Consider the records below. How many of their lines include the word "Assets"? State the number and nothing else.
- Opening Delimiter -
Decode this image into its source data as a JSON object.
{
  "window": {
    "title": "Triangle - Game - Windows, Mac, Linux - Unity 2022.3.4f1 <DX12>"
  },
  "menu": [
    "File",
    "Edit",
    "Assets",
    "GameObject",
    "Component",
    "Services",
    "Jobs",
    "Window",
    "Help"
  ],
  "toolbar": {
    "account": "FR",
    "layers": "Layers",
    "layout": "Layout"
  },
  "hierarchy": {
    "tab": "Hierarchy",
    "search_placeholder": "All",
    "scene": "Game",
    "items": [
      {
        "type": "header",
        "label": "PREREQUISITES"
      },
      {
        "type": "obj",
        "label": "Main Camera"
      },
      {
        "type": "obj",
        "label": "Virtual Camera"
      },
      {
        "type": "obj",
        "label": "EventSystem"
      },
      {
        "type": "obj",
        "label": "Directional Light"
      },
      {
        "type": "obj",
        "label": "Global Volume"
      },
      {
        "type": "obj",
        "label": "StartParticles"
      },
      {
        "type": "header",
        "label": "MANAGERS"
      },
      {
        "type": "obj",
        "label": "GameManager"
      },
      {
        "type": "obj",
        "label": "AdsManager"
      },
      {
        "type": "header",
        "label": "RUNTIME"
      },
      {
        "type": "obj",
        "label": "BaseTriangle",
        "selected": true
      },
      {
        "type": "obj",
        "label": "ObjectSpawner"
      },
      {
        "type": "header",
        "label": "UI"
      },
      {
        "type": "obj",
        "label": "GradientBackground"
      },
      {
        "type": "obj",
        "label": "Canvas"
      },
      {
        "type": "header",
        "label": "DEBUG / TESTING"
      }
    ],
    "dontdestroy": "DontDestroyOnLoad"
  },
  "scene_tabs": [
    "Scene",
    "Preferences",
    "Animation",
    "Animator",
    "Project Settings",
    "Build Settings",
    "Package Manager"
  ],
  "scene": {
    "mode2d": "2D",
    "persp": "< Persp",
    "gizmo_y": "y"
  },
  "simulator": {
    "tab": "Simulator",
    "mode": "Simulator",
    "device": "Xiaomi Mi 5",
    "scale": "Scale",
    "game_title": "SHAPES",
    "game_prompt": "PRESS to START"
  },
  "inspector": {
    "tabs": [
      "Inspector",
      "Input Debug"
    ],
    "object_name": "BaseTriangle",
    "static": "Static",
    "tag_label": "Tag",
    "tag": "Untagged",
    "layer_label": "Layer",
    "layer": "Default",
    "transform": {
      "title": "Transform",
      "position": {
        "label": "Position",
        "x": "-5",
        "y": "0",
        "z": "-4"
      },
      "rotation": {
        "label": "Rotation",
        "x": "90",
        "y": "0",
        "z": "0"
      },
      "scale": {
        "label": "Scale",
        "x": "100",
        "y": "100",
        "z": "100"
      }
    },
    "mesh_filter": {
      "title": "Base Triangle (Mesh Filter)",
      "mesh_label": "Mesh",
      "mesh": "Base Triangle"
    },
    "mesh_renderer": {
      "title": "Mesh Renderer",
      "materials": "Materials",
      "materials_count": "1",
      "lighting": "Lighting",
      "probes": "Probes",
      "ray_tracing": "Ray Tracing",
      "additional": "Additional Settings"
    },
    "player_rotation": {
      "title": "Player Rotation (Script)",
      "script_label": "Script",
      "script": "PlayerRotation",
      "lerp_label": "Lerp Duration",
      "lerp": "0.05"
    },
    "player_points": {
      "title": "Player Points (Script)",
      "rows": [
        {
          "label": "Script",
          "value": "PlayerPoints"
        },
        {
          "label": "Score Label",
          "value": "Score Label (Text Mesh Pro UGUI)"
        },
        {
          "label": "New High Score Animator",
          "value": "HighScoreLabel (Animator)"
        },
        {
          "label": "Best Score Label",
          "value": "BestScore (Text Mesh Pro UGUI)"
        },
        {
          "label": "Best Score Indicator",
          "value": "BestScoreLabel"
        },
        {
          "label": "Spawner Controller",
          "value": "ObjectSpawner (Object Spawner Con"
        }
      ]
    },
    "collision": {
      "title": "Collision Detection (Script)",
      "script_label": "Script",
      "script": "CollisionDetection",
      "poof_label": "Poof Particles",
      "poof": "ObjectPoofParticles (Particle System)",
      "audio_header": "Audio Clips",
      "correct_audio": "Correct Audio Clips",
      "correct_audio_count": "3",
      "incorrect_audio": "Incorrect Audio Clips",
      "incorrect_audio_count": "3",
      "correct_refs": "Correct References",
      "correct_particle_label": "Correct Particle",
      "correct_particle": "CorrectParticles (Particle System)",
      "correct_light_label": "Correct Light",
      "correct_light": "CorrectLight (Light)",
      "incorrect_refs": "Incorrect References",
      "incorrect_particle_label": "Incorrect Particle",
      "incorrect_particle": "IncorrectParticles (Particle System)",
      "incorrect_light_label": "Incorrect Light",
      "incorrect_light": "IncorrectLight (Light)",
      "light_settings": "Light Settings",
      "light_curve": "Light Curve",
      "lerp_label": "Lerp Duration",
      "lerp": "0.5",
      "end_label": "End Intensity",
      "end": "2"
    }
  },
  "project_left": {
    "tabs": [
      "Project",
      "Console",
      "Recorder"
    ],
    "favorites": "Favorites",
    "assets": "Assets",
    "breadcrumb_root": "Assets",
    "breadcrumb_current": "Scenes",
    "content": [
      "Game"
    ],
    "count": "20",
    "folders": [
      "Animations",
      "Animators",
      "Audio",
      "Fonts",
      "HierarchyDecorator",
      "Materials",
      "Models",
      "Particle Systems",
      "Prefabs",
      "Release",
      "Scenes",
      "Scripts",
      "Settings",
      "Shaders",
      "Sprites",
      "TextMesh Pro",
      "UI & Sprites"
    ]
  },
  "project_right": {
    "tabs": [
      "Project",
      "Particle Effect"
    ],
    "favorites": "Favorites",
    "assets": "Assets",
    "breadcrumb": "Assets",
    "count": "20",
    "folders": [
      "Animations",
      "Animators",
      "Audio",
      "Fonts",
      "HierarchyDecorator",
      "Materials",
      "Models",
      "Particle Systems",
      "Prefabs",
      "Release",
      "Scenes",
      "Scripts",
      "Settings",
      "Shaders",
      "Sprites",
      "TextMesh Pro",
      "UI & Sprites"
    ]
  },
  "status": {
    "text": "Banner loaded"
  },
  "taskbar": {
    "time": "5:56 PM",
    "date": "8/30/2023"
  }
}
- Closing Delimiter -
Response ->
5